I read a story from an anthology from the 1950s, where men were on another planet and they saw some crystal beings in the sky. The humans might walk through a maze or some cause and they gradually change into those crystal life forms.
I read a story from an anthology from the 1950s,
The story is "Environment" by Chester S. Geier, first published in Astounding Science Fiction, May 1944, available at the Internet Archive. The anthology is Groff Conklin's Omnibus of Science Fiction; an abridged edition was published in Britain as Strange Adventures in Science Fiction.
where men were on another planet
"Deserted!" he whispered. "Deserted—but why?"
Jon Gaynor turned as Wade Harlan emerged from the lock. The two glanced at each other, then, in mutual perplexity, their eyes turned to the dreaming city. After a long moment, Wade Harlan spoke.

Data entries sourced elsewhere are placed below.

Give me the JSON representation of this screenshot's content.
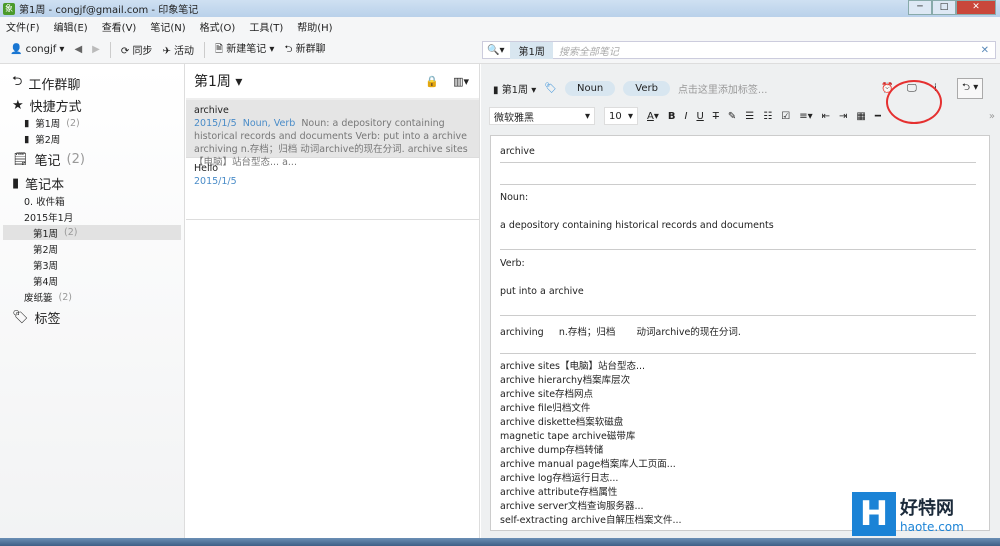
{
  "window": {
    "title": "第1周 - congjf@gmail.com - 印象笔记"
  },
  "menu": [
    "文件(F)",
    "编辑(E)",
    "查看(V)",
    "笔记(N)",
    "格式(O)",
    "工具(T)",
    "帮助(H)"
  ],
  "toolbar": {
    "user": "congjf",
    "sync": "同步",
    "activity": "活动",
    "new_note": "新建笔记",
    "new_chat": "新群聊"
  },
  "search": {
    "scope": "第1周",
    "placeholder": "搜索全部笔记"
  },
  "sidebar": {
    "work_chat": "工作群聊",
    "shortcuts": "快捷方式",
    "shortcut_items": [
      {
        "label": "第1周",
        "count": "(2)"
      },
      {
        "label": "第2周",
        "count": ""
      }
    ],
    "notes": "笔记",
    "notes_count": "(2)",
    "notebooks": "笔记本",
    "notebook_items": [
      {
        "label": "0. 收件箱",
        "count": ""
      },
      {
        "label": "2015年1月",
        "count": ""
      },
      {
        "label": "第1周",
        "count": "(2)"
      },
      {
        "label": "第2周",
        "count": ""
      },
      {
        "label": "第3周",
        "count": ""
      },
      {
        "label": "第4周",
        "count": ""
      },
      {
        "label": "废纸篓",
        "count": "(2)"
      }
    ],
    "tags": "标签"
  },
  "notelist": {
    "title": "第1周",
    "notes": [
      {
        "title": "archive",
        "date": "2015/1/5",
        "tags": "Noun, Verb",
        "snippet": "Noun: a depository containing historical records and documents Verb: put into a archive archiving n.存档；归档 动词archive的现在分词. archive sites【电脑】站台型态... a..."
      },
      {
        "title": "Hello",
        "date": "2015/1/5",
        "tags": "",
        "snippet": ""
      }
    ]
  },
  "editor": {
    "notebook": "第1周",
    "tags": [
      "Noun",
      "Verb"
    ],
    "tag_placeholder": "点击这里添加标签...",
    "font": "微软雅黑",
    "size": "10",
    "lines": {
      "title": "archive",
      "noun": "Noun:",
      "noun_def": "a depository containing historical records and documents",
      "verb": "Verb:",
      "verb_def": "put into a archive",
      "archiving": "archiving     n.存档；归档       动词archive的现在分词."
    },
    "list": [
      "archive sites【电脑】站台型态...",
      "archive hierarchy档案库层次",
      "archive site存档网点",
      "archive file归档文件",
      "archive diskette档案软磁盘",
      "magnetic tape archive磁带库",
      "archive dump存档转储",
      "archive manual page档案库人工页面...",
      "archive log存档运行日志...",
      "archive attribute存档属性",
      "archive server文档查询服务器...",
      "self-extracting archive自解压档案文件..."
    ]
  },
  "watermark": {
    "brand": "好特网",
    "site": "haote.com"
  }
}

"Jon, I was thinking—Perhaps this isn't the right planet. Perhaps . . . perhaps old Mark Gaynor and the Purists never landed here at all—"
Jon Gaynor shook his brown head slowly. He was a tall, lean figure in a tight-fitting, slate-gray overall. "I've considered that possibility, Wade. No—this is the place, all right. Everything checks against the data given in that old Bureau of Expeditions report. Seven planets in the system—this the second planet. And this world fits perfectly the description given in the report—almost a second Earth. Then there's the sun. Its type, density, rate of radiation, spectrum—all the rest—they check, too."
and they saw some crystal beings in the sky.
Gaynor straightened with purpose. "We'll learn which is the answer. I'm not leaving until we do. We'll—" Gaynor broke off, his eyes jerking toward the sky. High up and far away in the blue, something moved, a vast swarm of objects too tiny for identification. They soared and circled, dipped and swooped like birds. And as the two men from another planet watched, sounds drifted down to them—sweet, crystalline tinklings and chimings, so infinitely faint that they seemed to be sensed rather than heard.
The humans might walk through a maze or some cause and they gradually change
Instruction followed application, and in a very few days, Gaynor and Harlan moved on. Thus they went, from unit to unit, and always the wall paintings pointed out the way.
The sun rose and the sun set, and the city dreamed on. And always high in the sky, the crystal creatures circled and soared, tinkling and chiming. The days passed gently, mere wraiths of sunlight.
The machines grew larger, more intricate, ever more difficult of solution. Each was a new test upon the growing knowledge of Gaynor and Harlan. And each test was harder than the last, for the wall paintings no longer pointed out the way, but merely hinted now.
into those crystal life forms.
The beings who once had been Gaynor and Harlan narleened the paintings on the wall of the Temple, gazed upon them with this new, all-embracing sense which went far beyond the limited realms of mere vision—so that almost the paintings spoke to them and they answered back. They narleened the paintings.
Their every question was answered—for all eternity.
And thus it came about, after a time, that two great, faceted crystals emerged from the doorway of the Temple, and lifted, pulsing with a vibrant new life, flashing in rainbow splendor, into the sky. Higher, they lifted, and higher, chiming and tinkling, soaring to join the others of their kind.
The sun shone brightly in the sky. High and far away in the blue, glittering clouds of crystal creatures darted and danced, sending wave after exquisite wave of crystalline melody upon the gentle shores of air. Among them now were two who had still to learn the intricacies of flight.
And the city dreamed on.
A perfect environment, the city. Ideal for the inquisitive humanoid.